Exercise goal. Looking at the records below, please work out how many lines contain the word "name" and give the number alone.

Dataset excerpts.
*** Block opens ***
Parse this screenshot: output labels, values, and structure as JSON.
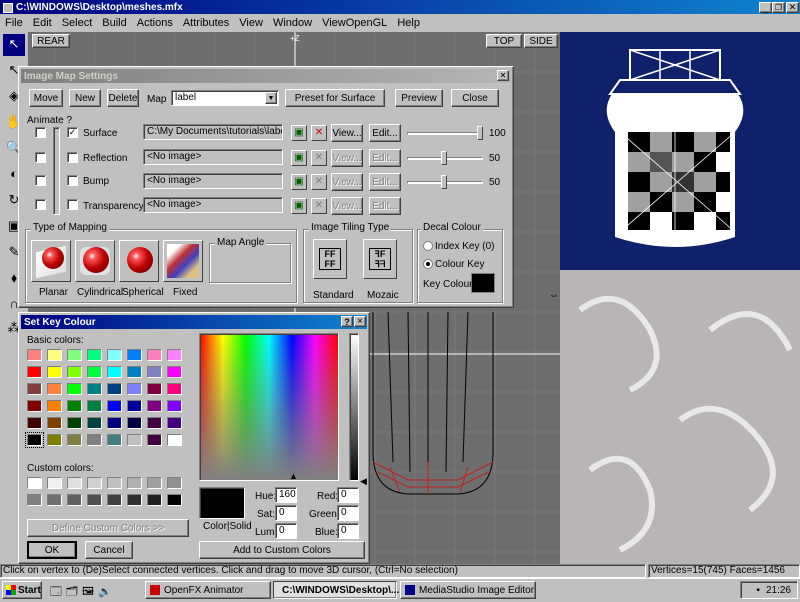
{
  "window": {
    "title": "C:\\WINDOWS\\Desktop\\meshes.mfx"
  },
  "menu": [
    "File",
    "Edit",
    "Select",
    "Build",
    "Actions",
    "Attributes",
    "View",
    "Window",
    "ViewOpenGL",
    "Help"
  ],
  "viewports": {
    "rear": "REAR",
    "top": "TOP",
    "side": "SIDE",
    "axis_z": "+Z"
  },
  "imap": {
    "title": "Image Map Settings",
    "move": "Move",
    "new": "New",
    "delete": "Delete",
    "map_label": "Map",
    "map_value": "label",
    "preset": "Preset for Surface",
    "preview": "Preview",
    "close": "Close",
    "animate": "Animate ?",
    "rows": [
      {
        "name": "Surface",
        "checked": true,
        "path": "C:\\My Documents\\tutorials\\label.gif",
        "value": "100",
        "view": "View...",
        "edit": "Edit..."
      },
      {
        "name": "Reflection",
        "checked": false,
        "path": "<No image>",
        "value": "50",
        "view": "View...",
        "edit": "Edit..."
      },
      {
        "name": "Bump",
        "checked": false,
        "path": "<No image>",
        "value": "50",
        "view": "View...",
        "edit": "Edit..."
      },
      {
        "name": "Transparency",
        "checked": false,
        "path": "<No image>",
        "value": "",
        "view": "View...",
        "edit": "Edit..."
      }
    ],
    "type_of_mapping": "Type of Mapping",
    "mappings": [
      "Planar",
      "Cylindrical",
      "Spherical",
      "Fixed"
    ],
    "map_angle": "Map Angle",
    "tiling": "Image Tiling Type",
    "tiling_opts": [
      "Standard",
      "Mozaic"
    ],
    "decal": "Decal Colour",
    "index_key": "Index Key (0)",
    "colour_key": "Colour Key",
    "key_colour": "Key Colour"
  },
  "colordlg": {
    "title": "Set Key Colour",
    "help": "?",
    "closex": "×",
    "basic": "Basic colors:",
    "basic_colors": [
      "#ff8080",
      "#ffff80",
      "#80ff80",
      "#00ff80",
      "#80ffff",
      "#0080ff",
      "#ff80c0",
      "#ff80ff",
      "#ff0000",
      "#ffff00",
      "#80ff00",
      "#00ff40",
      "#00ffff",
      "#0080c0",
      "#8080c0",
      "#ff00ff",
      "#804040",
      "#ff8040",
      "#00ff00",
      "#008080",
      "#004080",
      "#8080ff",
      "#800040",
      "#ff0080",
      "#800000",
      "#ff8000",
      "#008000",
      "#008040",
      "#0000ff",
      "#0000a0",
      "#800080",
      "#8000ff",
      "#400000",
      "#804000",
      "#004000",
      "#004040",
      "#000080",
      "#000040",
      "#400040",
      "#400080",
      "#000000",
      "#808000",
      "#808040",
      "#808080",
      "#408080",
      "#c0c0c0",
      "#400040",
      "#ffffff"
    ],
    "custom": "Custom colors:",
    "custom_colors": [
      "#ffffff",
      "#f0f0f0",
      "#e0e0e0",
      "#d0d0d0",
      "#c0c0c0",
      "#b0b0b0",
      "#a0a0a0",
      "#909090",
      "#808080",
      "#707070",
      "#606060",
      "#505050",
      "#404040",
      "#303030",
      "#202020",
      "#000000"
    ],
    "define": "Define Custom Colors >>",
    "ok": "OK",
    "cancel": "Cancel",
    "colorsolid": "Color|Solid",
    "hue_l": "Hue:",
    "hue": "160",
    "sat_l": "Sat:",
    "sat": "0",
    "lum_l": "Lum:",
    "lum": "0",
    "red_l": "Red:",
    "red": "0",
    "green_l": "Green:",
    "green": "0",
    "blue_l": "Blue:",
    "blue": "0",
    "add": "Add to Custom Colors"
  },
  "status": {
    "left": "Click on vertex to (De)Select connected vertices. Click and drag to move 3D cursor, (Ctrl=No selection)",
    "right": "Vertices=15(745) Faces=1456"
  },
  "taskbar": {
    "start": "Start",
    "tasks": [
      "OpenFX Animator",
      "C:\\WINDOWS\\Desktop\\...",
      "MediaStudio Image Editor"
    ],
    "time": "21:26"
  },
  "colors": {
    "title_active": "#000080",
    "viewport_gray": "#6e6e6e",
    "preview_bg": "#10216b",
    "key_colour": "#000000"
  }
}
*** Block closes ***
Result below. 4